Two Ribbons

Jenny Hollingworth and Rosa Walton have spoken candidly about how the cracks in their lifelong friendship formed the basis of Two Ribbons, their new album as Let’s Eat Grandma. The pair have been close since they were small children, but while touring their second album together—2018’s I’m All Ears—they started to feel pulled in separate directions. Hollingworth, who also experienced a devastating loss when her boyfriend, musician Billy Clayton, passed away from a rare form of cancer in 2019, told The Guardian that she felt they were “fundamentally misunderstanding each other in some way.” Like the title song’s core image—of two fraying ribbons, distinct yet tied tightly together—they wrote the album’s songs separately, for the first time in their collaboration.

But despite this individual process, the result is their most cohesive project yet. They have evolved dramatically since they emerged in 2016 when they were still teenagers. Their debut, I, Gemini, was an intriguing, deliberate mishmash of grunge-y psychedelia and disarming nonsense rhymes, with their higher, softer voices leaning into each other in such a way that made them indistinguishable. On I’m All Ears, their sound took a more forceful shape through a collaboration with the producer SOPHIE, and they moved beyond oblique, nonsense lyricism towards a vivid impressionistic style.

Two Ribbons retains all of the light-hearted surreality that made their first two records so bewitching, but out of necessity, the songwriting is braver. This is not an “ordinary pain,” as Walton sings bitterly on the dramatic ballad “Insect Loop,” but a feeling of being yanked apart. Even when the album is ostensibly upbeat, there’s angst between the synth stabs; on “Levitation,” Walton sings of breaking down in the bathroom, then going out dancing to forget about her “catastrophic Saturday” in a frank, diaristic style that avoids the cliché of simple misery.

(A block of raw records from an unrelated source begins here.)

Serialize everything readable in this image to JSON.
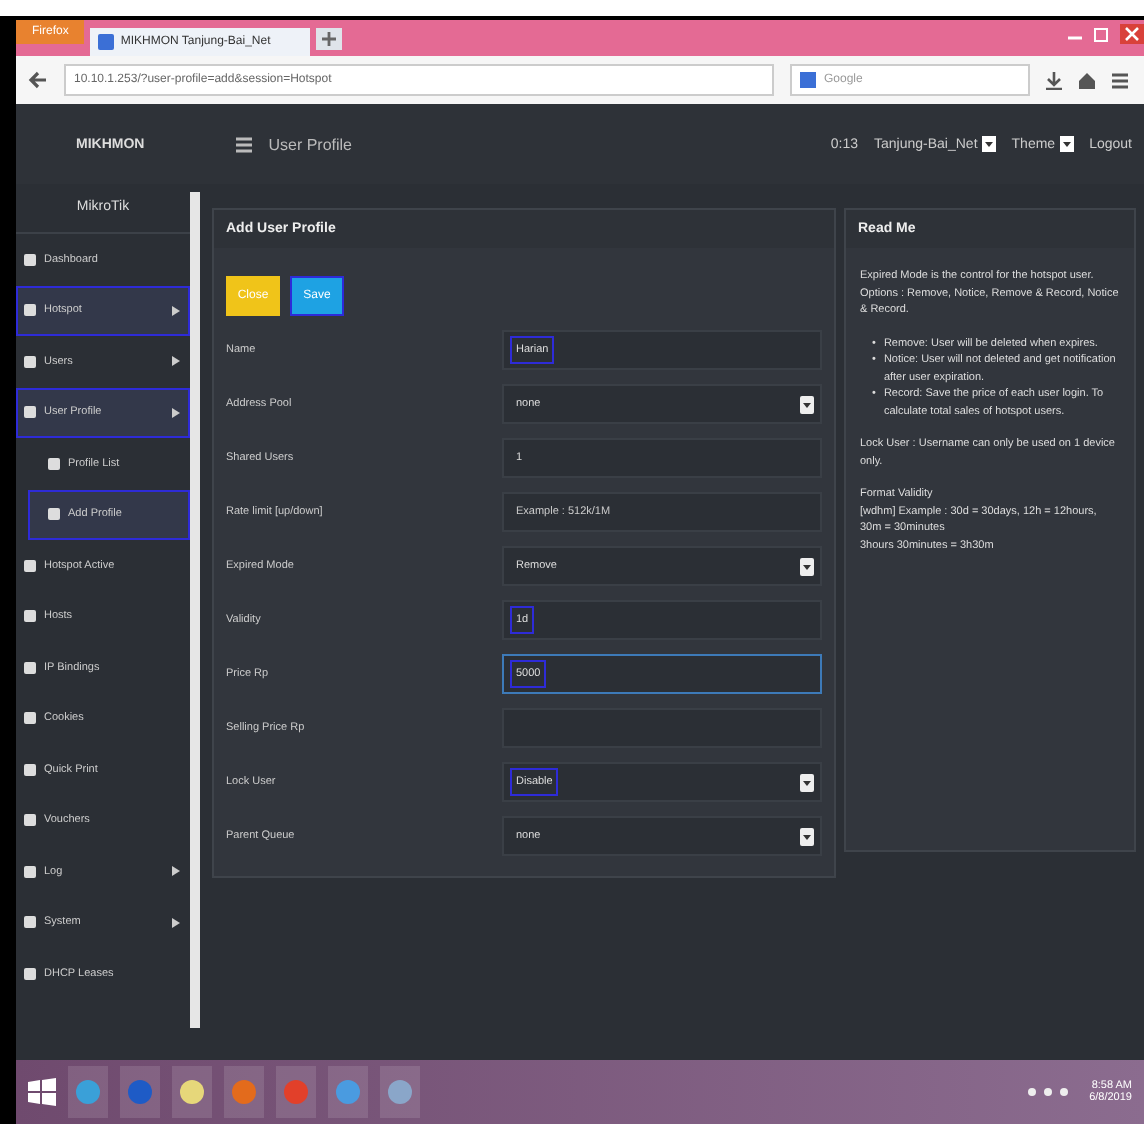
{
  "browser": {
    "menu_button": "Firefox",
    "tab_title": "MIKHMON Tanjung-Bai_Net",
    "url": "10.10.1.253/?user-profile=add&session=Hotspot",
    "search_placeholder": "Google"
  },
  "header": {
    "brand": "MIKHMON",
    "page_title": "User Profile",
    "clock": "0:13",
    "session": "Tanjung-Bai_Net",
    "theme": "Theme",
    "logout": "Logout"
  },
  "sidebar": {
    "title": "MikroTik",
    "items": [
      {
        "label": "Dashboard",
        "highlighted": false,
        "expandable": false
      },
      {
        "label": "Hotspot",
        "highlighted": true,
        "expandable": true
      },
      {
        "label": "Users",
        "highlighted": false,
        "expandable": true
      },
      {
        "label": "User Profile",
        "highlighted": true,
        "expandable": true,
        "children": [
          {
            "label": "Profile List",
            "highlighted": false
          },
          {
            "label": "Add Profile",
            "highlighted": true
          }
        ]
      },
      {
        "label": "Hotspot Active",
        "highlighted": false,
        "expandable": false
      },
      {
        "label": "Hosts",
        "highlighted": false,
        "expandable": false
      },
      {
        "label": "IP Bindings",
        "highlighted": false,
        "expandable": false
      },
      {
        "label": "Cookies",
        "highlighted": false,
        "expandable": false
      },
      {
        "label": "Quick Print",
        "highlighted": false,
        "expandable": false
      },
      {
        "label": "Vouchers",
        "highlighted": false,
        "expandable": false
      },
      {
        "label": "Log",
        "highlighted": false,
        "expandable": true
      },
      {
        "label": "System",
        "highlighted": false,
        "expandable": true
      },
      {
        "label": "DHCP Leases",
        "highlighted": false,
        "expandable": false
      }
    ]
  },
  "form": {
    "title": "Add User Profile",
    "buttons": [
      {
        "label": "Close",
        "kind": "close"
      },
      {
        "label": "Save",
        "kind": "save"
      }
    ],
    "fields": [
      {
        "label": "Name",
        "kind": "text",
        "value": "Harian",
        "highlighted": true,
        "focused": false
      },
      {
        "label": "Address Pool",
        "kind": "select",
        "value": "none",
        "highlighted": false,
        "focused": false
      },
      {
        "label": "Shared Users",
        "kind": "text",
        "value": "1",
        "highlighted": false,
        "focused": false
      },
      {
        "label": "Rate limit [up/down]",
        "kind": "text",
        "placeholder": "Example : 512k/1M",
        "highlighted": false,
        "focused": false
      },
      {
        "label": "Expired Mode",
        "kind": "select",
        "value": "Remove",
        "highlighted": false,
        "focused": false
      },
      {
        "label": "Validity",
        "kind": "text",
        "value": "1d",
        "highlighted": true,
        "focused": false
      },
      {
        "label": "Price Rp",
        "kind": "text",
        "value": "5000",
        "highlighted": true,
        "focused": true
      },
      {
        "label": "Selling Price Rp",
        "kind": "text",
        "focused": false
      },
      {
        "label": "Lock User",
        "kind": "select",
        "value": "Disable",
        "highlighted": true,
        "focused": false
      },
      {
        "label": "Parent Queue",
        "kind": "select",
        "value": "none",
        "highlighted": false,
        "focused": false
      }
    ]
  },
  "readme": {
    "title": "Read Me",
    "intro": "Expired Mode is the control for the hotspot user. Options : Remove, Notice, Remove & Record, Notice & Record.",
    "bullets": [
      {
        "marker": "•",
        "text": "Remove: User will be deleted when expires."
      },
      {
        "marker": "•",
        "text": "Notice: User will not deleted and get notification after user expiration."
      },
      {
        "marker": "•",
        "text": "Record: Save the price of each user login. To calculate total sales of hotspot users."
      }
    ],
    "lock_note": "Lock User : Username can only be used on 1 device only.",
    "validity_lines": [
      "Format Validity",
      "[wdhm] Example : 30d = 30days, 12h = 12hours, 30m = 30minutes",
      "3hours 30minutes = 3h30m"
    ]
  },
  "taskbar": {
    "time": "8:58 AM",
    "date": "6/8/2019"
  }
}
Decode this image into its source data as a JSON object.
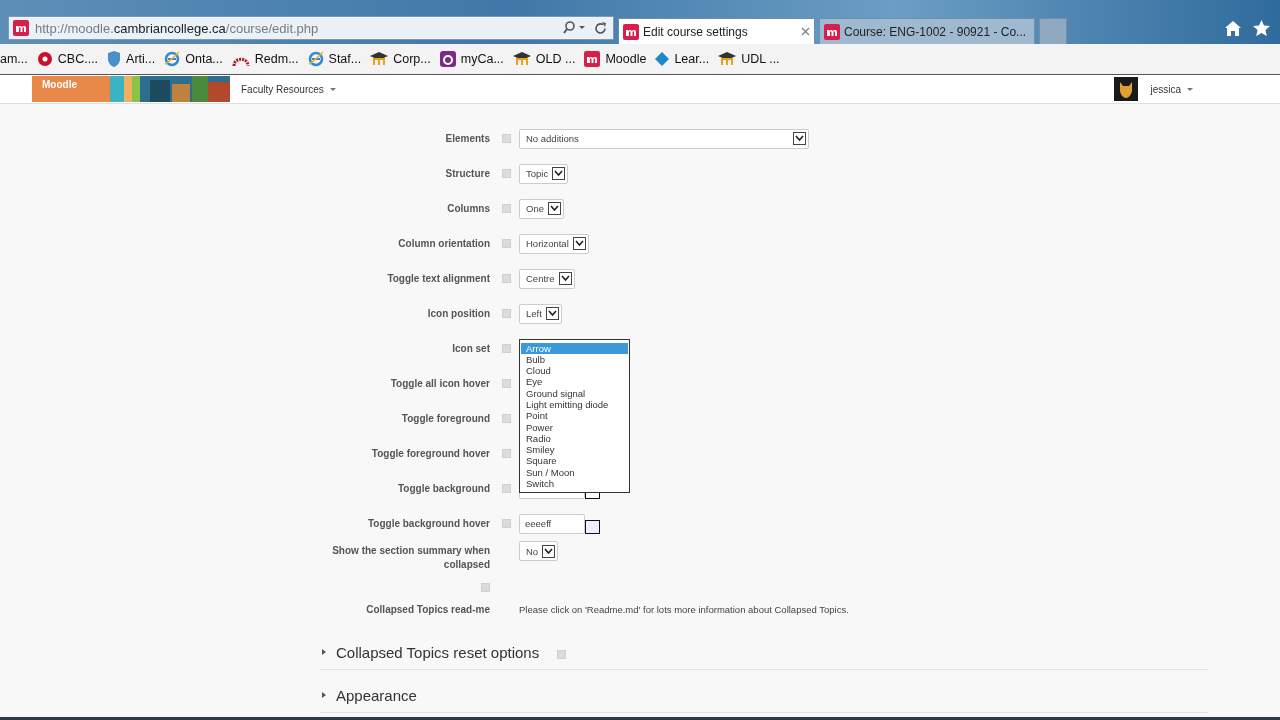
{
  "browser": {
    "address": "http://moodle.**cambriancollege.ca**/course/edit.php",
    "tabs": [
      {
        "title": "Edit course settings",
        "selected": true
      },
      {
        "title": "Course: ENG-1002 - 90921 - Co...",
        "selected": false
      }
    ],
    "bookmarks": [
      "am...",
      "CBC....",
      "Arti...",
      "Onta...",
      "Redm...",
      "Staf...",
      "Corp...",
      "myCa...",
      "OLD ...",
      "Moodle",
      "Lear...",
      "UDL ..."
    ]
  },
  "navbar": {
    "logo": "Moodle",
    "menu": "Faculty Resources",
    "user": "jessica"
  },
  "form": {
    "rows": [
      {
        "label": "Elements",
        "kind": "select",
        "value": "No additions",
        "wide": true
      },
      {
        "label": "Structure",
        "kind": "select",
        "value": "Topic"
      },
      {
        "label": "Columns",
        "kind": "select",
        "value": "One"
      },
      {
        "label": "Column orientation",
        "kind": "select",
        "value": "Horizontal"
      },
      {
        "label": "Toggle text alignment",
        "kind": "select",
        "value": "Centre"
      },
      {
        "label": "Icon position",
        "kind": "select",
        "value": "Left"
      },
      {
        "label": "Icon set",
        "kind": "list",
        "options": [
          {
            "label": "Arrow",
            "selected": true
          },
          {
            "label": "Bulb",
            "selected": false
          },
          {
            "label": "Cloud",
            "selected": false
          },
          {
            "label": "Eye",
            "selected": false
          },
          {
            "label": "Ground signal",
            "selected": false
          },
          {
            "label": "Light emitting diode",
            "selected": false
          },
          {
            "label": "Point",
            "selected": false
          },
          {
            "label": "Power",
            "selected": false
          },
          {
            "label": "Radio",
            "selected": false
          },
          {
            "label": "Smiley",
            "selected": false
          },
          {
            "label": "Square",
            "selected": false
          },
          {
            "label": "Sun / Moon",
            "selected": false
          },
          {
            "label": "Switch",
            "selected": false
          }
        ]
      },
      {
        "label": "Toggle all icon hover",
        "kind": "covered"
      },
      {
        "label": "Toggle foreground",
        "kind": "covered"
      },
      {
        "label": "Toggle foreground hover",
        "kind": "covered"
      },
      {
        "label": "Toggle background",
        "kind": "color"
      },
      {
        "label": "Toggle background hover",
        "kind": "color",
        "value": "eeeeff",
        "color": "#eeeeff"
      },
      {
        "label": "Show the section summary when collapsed",
        "kind": "select",
        "value": "No",
        "help_below": true
      },
      {
        "label": "Collapsed Topics read-me",
        "kind": "text",
        "value": "Please click on 'Readme.md' for lots more information about Collapsed Topics."
      }
    ]
  },
  "sections": [
    {
      "title": "Collapsed Topics reset options",
      "expanded": false,
      "help": true
    },
    {
      "title": "Appearance",
      "expanded": false,
      "help": false
    }
  ]
}
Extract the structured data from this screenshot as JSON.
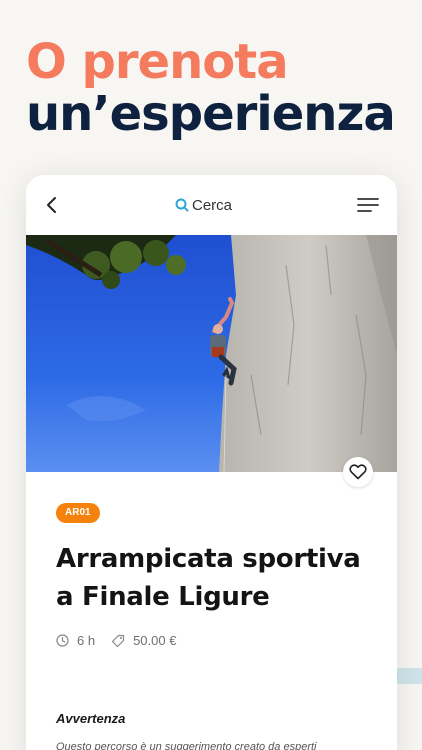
{
  "headline": {
    "line1": "O prenota",
    "line2": "un’esperienza"
  },
  "colors": {
    "headline_accent": "#f47b5e",
    "headline_dark": "#0e2240",
    "badge": "#f5820d",
    "search_icon": "#2aa6d8"
  },
  "header": {
    "back_icon": "chevron-left-icon",
    "search_label": "Cerca",
    "search_icon": "search-icon",
    "menu_icon": "hamburger-menu-icon"
  },
  "hero": {
    "favorite_icon": "heart-icon"
  },
  "experience": {
    "code": "AR01",
    "title_line1": "Arrampicata sportiva",
    "title_line2": "a Finale Ligure",
    "duration": "6 h",
    "duration_icon": "clock-icon",
    "price": "50.00 €",
    "price_icon": "tag-icon"
  },
  "warning": {
    "title": "Avvertenza",
    "text": "Questo percorso è un suggerimento creato da esperti"
  }
}
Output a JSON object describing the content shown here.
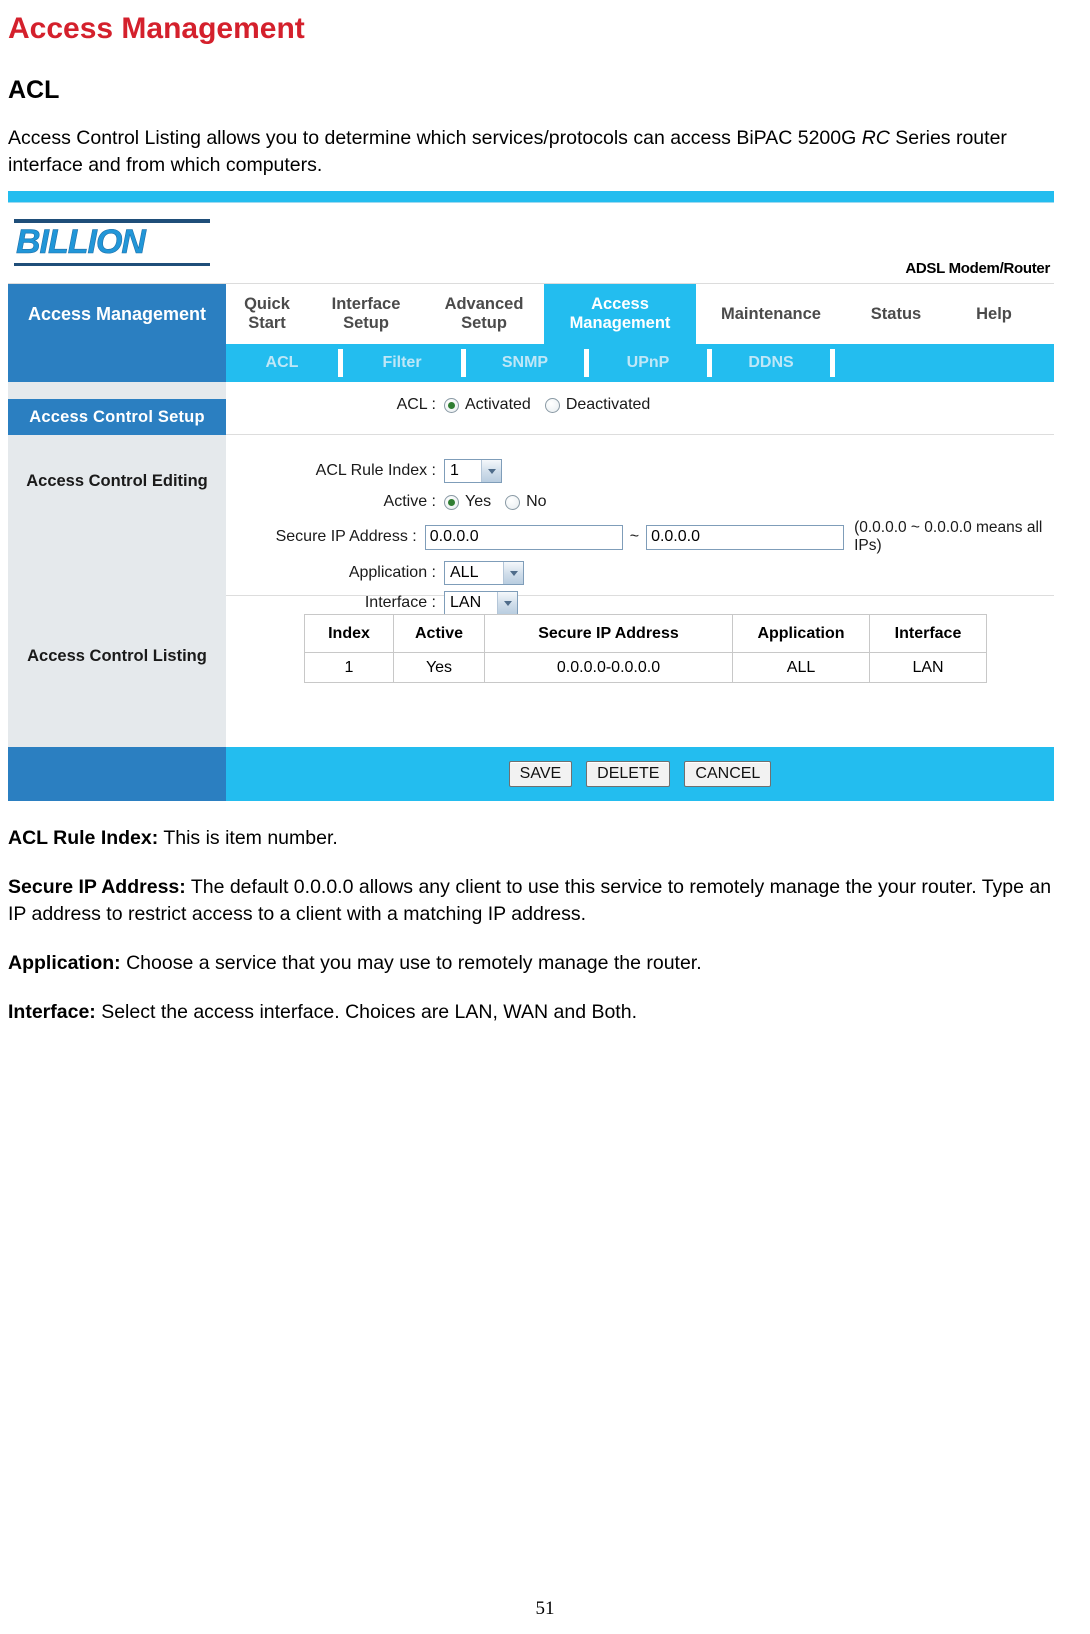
{
  "document": {
    "title": "Access Management",
    "section_heading": "ACL",
    "intro_part1": "Access Control Listing allows you to determine which services/protocols can access BiPAC 5200G ",
    "intro_italic": "RC",
    "intro_part2": " Series router interface and from which computers.",
    "page_number": "51"
  },
  "descriptions": [
    {
      "term": "ACL Rule Index:",
      "text": " This is item number."
    },
    {
      "term": "Secure IP Address:",
      "text": " The default 0.0.0.0 allows any client to use this service to remotely manage the your router. Type an IP address to restrict access to a client with a matching IP address."
    },
    {
      "term": "Application:",
      "text": " Choose a service that you may use to remotely manage the router."
    },
    {
      "term": "Interface:",
      "text": " Select the access interface. Choices are LAN, WAN and Both."
    }
  ],
  "router_ui": {
    "logo_text": "BILLION",
    "model_text": "ADSL Modem/Router",
    "brand_panel": "Access\nManagement",
    "nav": [
      {
        "label": "Quick\nStart",
        "active": false
      },
      {
        "label": "Interface\nSetup",
        "active": false
      },
      {
        "label": "Advanced\nSetup",
        "active": false
      },
      {
        "label": "Access\nManagement",
        "active": true
      },
      {
        "label": "Maintenance",
        "active": false
      },
      {
        "label": "Status",
        "active": false
      },
      {
        "label": "Help",
        "active": false
      }
    ],
    "subnav": [
      {
        "label": "ACL"
      },
      {
        "label": "Filter"
      },
      {
        "label": "SNMP"
      },
      {
        "label": "UPnP"
      },
      {
        "label": "DDNS"
      }
    ],
    "sidebar": {
      "header": "Access Control Setup",
      "label_editing": "Access Control Editing",
      "label_listing": "Access Control Listing"
    },
    "form": {
      "acl_label": "ACL :",
      "acl_option_activated": "Activated",
      "acl_option_deactivated": "Deactivated",
      "acl_selected": "Activated",
      "rule_index_label": "ACL Rule Index :",
      "rule_index_value": "1",
      "active_label": "Active :",
      "active_option_yes": "Yes",
      "active_option_no": "No",
      "active_selected": "Yes",
      "secure_ip_label": "Secure IP Address :",
      "secure_ip_start": "0.0.0.0",
      "secure_ip_tilde": "~",
      "secure_ip_end": "0.0.0.0",
      "secure_ip_hint": "(0.0.0.0 ~ 0.0.0.0 means all IPs)",
      "application_label": "Application :",
      "application_value": "ALL",
      "interface_label": "Interface :",
      "interface_value": "LAN"
    },
    "table": {
      "headers": [
        "Index",
        "Active",
        "Secure IP Address",
        "Application",
        "Interface"
      ],
      "rows": [
        [
          "1",
          "Yes",
          "0.0.0.0-0.0.0.0",
          "ALL",
          "LAN"
        ]
      ]
    },
    "buttons": {
      "save": "SAVE",
      "delete": "DELETE",
      "cancel": "CANCEL"
    },
    "colors": {
      "brand_blue": "#2b7fc1",
      "cyan": "#23bdef",
      "sidebar_grey": "#e5e9ec",
      "logo_blue": "#2196d8"
    }
  }
}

On the glimmering, joyful crush song “Hall of Mirrors,” there are gloomy images that linger: shivering on the London Overground, writing secrets on bathroom walls, watching the rain in an airport boarding lounge.

The record is punctuated by similar mentions of movement, transition, and turbulent weather. Walton opens the gently rolling, new age song “Sunday” with the declaration, “We took the long way ’round the mountain” before depicting an epic journey under moonbeams and an endless sky, only to discover that she feels further away than ever from her traveling partner. On the spare, guitar-driven title track, Hollingworth delicately compares the movement of relationships in her life to the “the rains that come down in October.” Like these rains, and the fields and rivers that dominate the visual landscape of this album, there’s nothing more natural than the inevitable ebb and flow of people in and out of our lives.